The other question that tends to cause issues is amendment. Assume you have brought your claim for negligence on the limitation deadline. Several weeks later you conclude that you would be better claiming for expectation losses, but those are only available for breach of contract, the limitation period for which has expired; can you amend to bring the contract claim? The rules are set out in s35(5) of the Limitation Act: such amendment may be permitted provided the new cause of action arises out of substantially the same facts as are already in issue on any claim previously made in the original action.17 The application of those rules can call for some very fine distinctions.

Other time bars

Limitation is not the only issue to arise for a claimant from the effluxion of time. Some are simply practical: witnesses’ recollections may become less clear, or at least less reliable; documents may be misplaced or destroyed; defendants may encounter financial difficulty or insolvency and so not be worth suing. There are two factors, though, which may extinguish or substantially affect a claim even though the limitation period has not run out.

Laches is an equitable doctrine and so applies only to a party seeking an equitable remedy. In such cases, the claimant must act without undue delay. In assessing that issue the court will look at both the length of the delay and the nature of acts done during the interval.18

Mitigation applies to any claim for damages. It is the obligation of the claimant to take all reasonable steps to minimise its loss. Where it fails to do so, it will be unable to recover that portion of its loss attributable to its delay. Take a straightforward example. The price of silver in early December 2004 was around $6.50 per ounce; it is currently around $28.50 per ounce. If the claimant had a contract for the delivery of silver in December 2004, it will be required to bring it at 2004 prices. Should it delay unreasonably pending the outcome of proceedings, its damages would only permit it to purchase around 25% of the silver it could have purchased had it acted promptly. In an era of volatile markets, such examples are far from exceptional.

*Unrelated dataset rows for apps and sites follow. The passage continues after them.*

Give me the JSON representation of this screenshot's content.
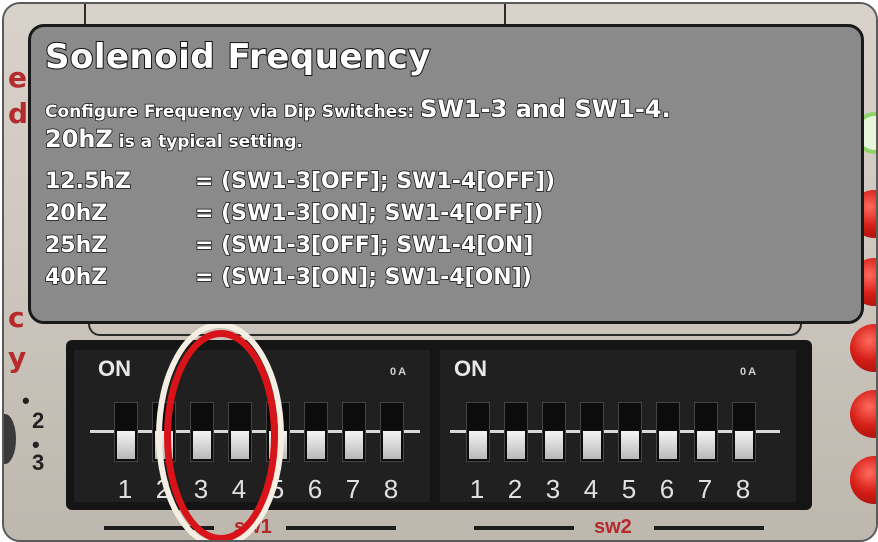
{
  "info_box": {
    "title": "Solenoid Frequency",
    "intro_prefix": "Configure Frequency via Dip Switches: ",
    "intro_switches": "SW1-3 and SW1-4.",
    "typical_value": "20hZ",
    "typical_suffix": " is a typical setting.",
    "settings": [
      {
        "freq": "12.5hZ",
        "config": "= (SW1-3[OFF]; SW1-4[OFF])"
      },
      {
        "freq": "20hZ",
        "config": "= (SW1-3[ON]; SW1-4[OFF])"
      },
      {
        "freq": "25hZ",
        "config": "= (SW1-3[OFF]; SW1-4[ON]"
      },
      {
        "freq": "40hZ",
        "config": "= (SW1-3[ON]; SW1-4[ON])"
      }
    ]
  },
  "dip_switches": {
    "bank1": {
      "on_label": "ON",
      "corner_label": "0A",
      "label": "sw1",
      "numbers": [
        "1",
        "2",
        "3",
        "4",
        "5",
        "6",
        "7",
        "8"
      ]
    },
    "bank2": {
      "on_label": "ON",
      "corner_label": "0A",
      "label": "sw2",
      "numbers": [
        "1",
        "2",
        "3",
        "4",
        "5",
        "6",
        "7",
        "8"
      ]
    }
  },
  "side_pins": [
    "2",
    "3"
  ],
  "colors": {
    "highlight": "#d8141a",
    "info_bg": "#8a8a8a",
    "led": "#d61f17"
  }
}
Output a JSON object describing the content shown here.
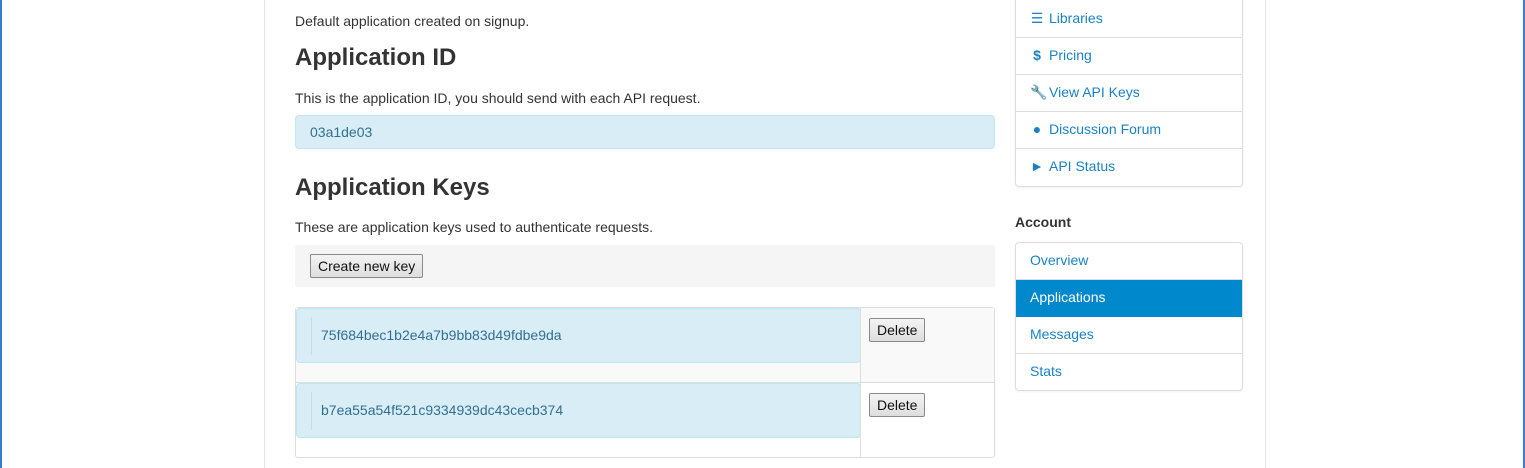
{
  "main": {
    "default_desc": "Default application created on signup.",
    "app_id_heading": "Application ID",
    "app_id_desc": "This is the application ID, you should send with each API request.",
    "app_id_value": "03a1de03",
    "app_keys_heading": "Application Keys",
    "app_keys_desc": "These are application keys used to authenticate requests.",
    "create_key_label": "Create new key",
    "keys": [
      {
        "value": "75f684bec1b2e4a7b9bb83d49fdbe9da",
        "delete_label": "Delete"
      },
      {
        "value": "b7ea55a54f521c9334939dc43cecb374",
        "delete_label": "Delete"
      }
    ]
  },
  "sidebar": {
    "top_items": [
      {
        "label": "Libraries",
        "icon": "list-icon"
      },
      {
        "label": "Pricing",
        "icon": "dollar-icon"
      },
      {
        "label": "View API Keys",
        "icon": "wrench-icon"
      },
      {
        "label": "Discussion Forum",
        "icon": "comment-icon"
      },
      {
        "label": "API Status",
        "icon": "bullhorn-icon"
      }
    ],
    "account_title": "Account",
    "account_items": [
      {
        "label": "Overview",
        "active": false
      },
      {
        "label": "Applications",
        "active": true
      },
      {
        "label": "Messages",
        "active": false
      },
      {
        "label": "Stats",
        "active": false
      }
    ]
  },
  "colors": {
    "link": "#1a82c4",
    "active_bg": "#0088cc",
    "info_bg": "#d9edf7",
    "info_text": "#31708f"
  }
}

Making the most of your limitations

As explained above, forward thinking is critical when dealing with limitation issues. Many people leave it too late. It can be dealt with by agreement, or by acting promptly to manage it when claims arise. Parties must also consider all impacts that the passage of time can have, not just the effects of the Limitation Act.

Further Information

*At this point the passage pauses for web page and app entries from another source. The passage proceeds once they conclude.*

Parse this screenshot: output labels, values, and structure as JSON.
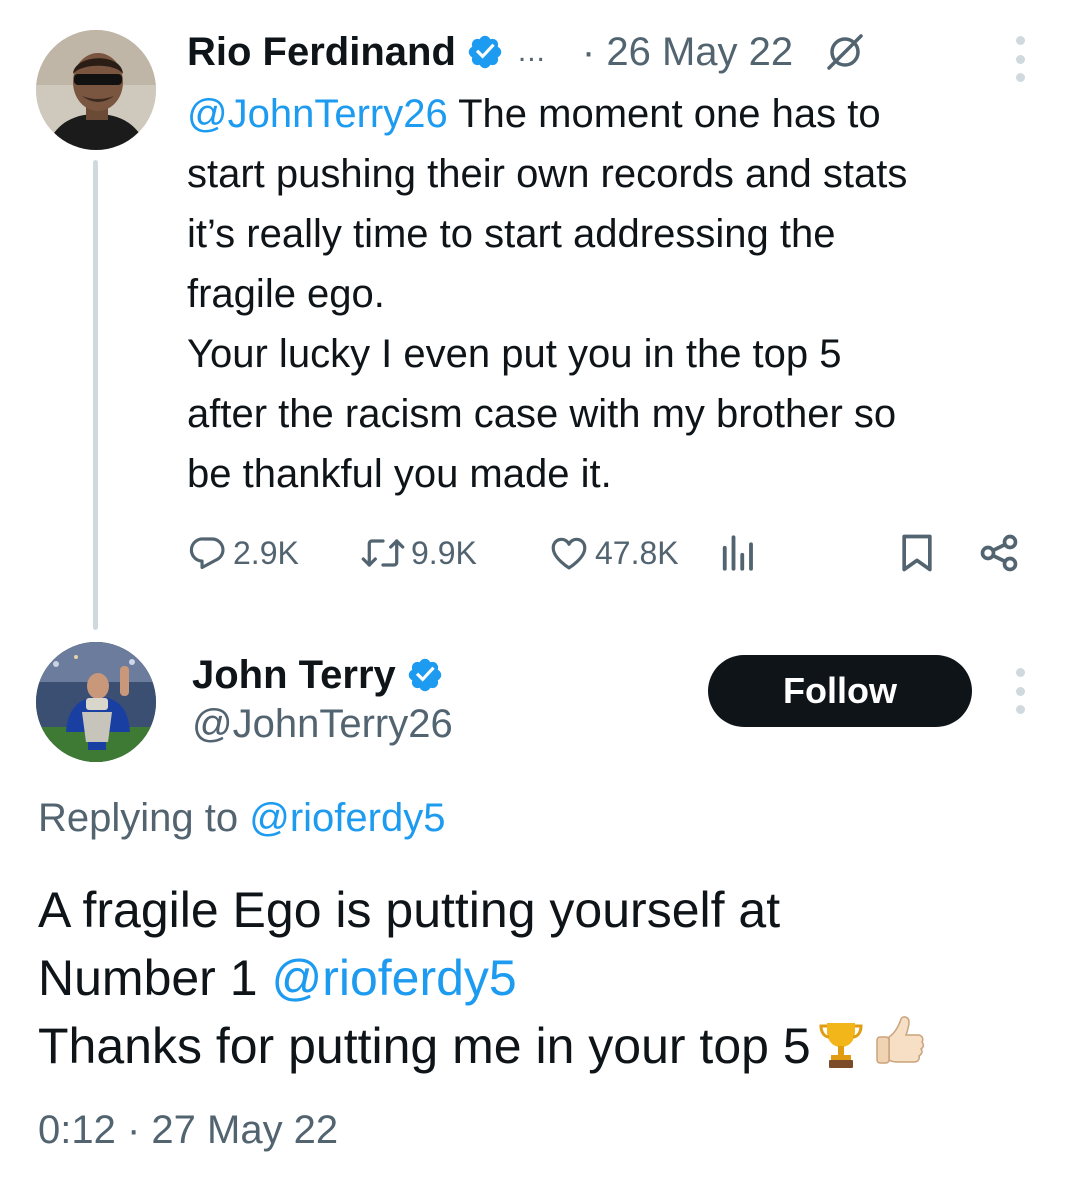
{
  "parent_tweet": {
    "author_name": "Rio Ferdinand",
    "ellipsis": "...",
    "date": "· 26 May 22",
    "text": {
      "mention": "@JohnTerry26",
      "line1_rest": " The moment one has to",
      "line2": "start pushing their own records and stats",
      "line3": "it’s really time to start addressing the",
      "line4": "fragile ego.",
      "line5": "Your lucky I even put you in the top 5",
      "line6": "after the racism case with my brother so",
      "line7": "be thankful you made it."
    },
    "metrics": {
      "replies": "2.9K",
      "reposts": "9.9K",
      "likes": "47.8K"
    }
  },
  "reply_tweet": {
    "author_name": "John Terry",
    "handle": "@JohnTerry26",
    "follow_label": "Follow",
    "replying_prefix": "Replying to ",
    "replying_to": "@rioferdy5",
    "text": {
      "line1": "A fragile Ego is putting yourself at",
      "line2_prefix": "Number 1 ",
      "line2_mention": "@rioferdy5",
      "line3": "Thanks for putting me in your top 5"
    },
    "timestamp": "0:12 · 27 May 22"
  },
  "colors": {
    "accent": "#1d9bf0",
    "text_primary": "#0f1419",
    "text_secondary": "#536471",
    "thread_line": "#cfd9de",
    "follow_button_bg": "#0f1419"
  },
  "icons": [
    "verified-badge-icon",
    "no-interaction-icon",
    "more-icon",
    "reply-icon",
    "repost-icon",
    "like-icon",
    "views-icon",
    "bookmark-icon",
    "share-icon",
    "trophy-emoji",
    "thumbs-up-emoji"
  ]
}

This article first appeared on PLC and can be found by clicking here.

This case summary is part of the Allen & Overy Litigation Review, a monthly update on interesting new cases and legislation in commercial dispute resolution.  For more information please contact Sarah Garvey sarah.garvey@allenovery.com, or tel +44 (0)20 3088 3710.

Footnotes

  1. Limitation Act sections 5 and 8.
  2. Limitation Act sections 2, 14A and 32.
  3. Limitation Act section 32.
  4. Henderson v Merrett Syndicates (No 1) [1995] 2 AC 145.
  5. William McIlroy Swindon Ltd and Rannock Investments Ltd v Quinn Insurance Ltd [2010] EWHC 2488.
  6. Limitation Act sections 29-31.
  7. Dŵr Cymru v Marthenshire CC [2004] EWHC 2991.
  8. Limitation Act section 38(2).
  9. Limitation Act section 33.
  10. Limitation Act section 34(5).
  11. Morris v Richards (1881) 45 LT 210; Gelmini v Moriggia [1913] 2 KB 549.
  12. Royal Norwegian Government v Constant & Constant [1960] 2 Lloyd’s Rep 431.
  13. C&M Matthews Ltd v Marsden Building Society [1951] Ch 758.
  14. Limitation Act section 17.
  15. Limitation Act sections 3-4.
  16. Consumer Protection Act 1987 section 11A(3).
  17. See also CPR 17.4.
  18. Lindsay Petroleum Co v Hurd (1974) LR 5 PC 221.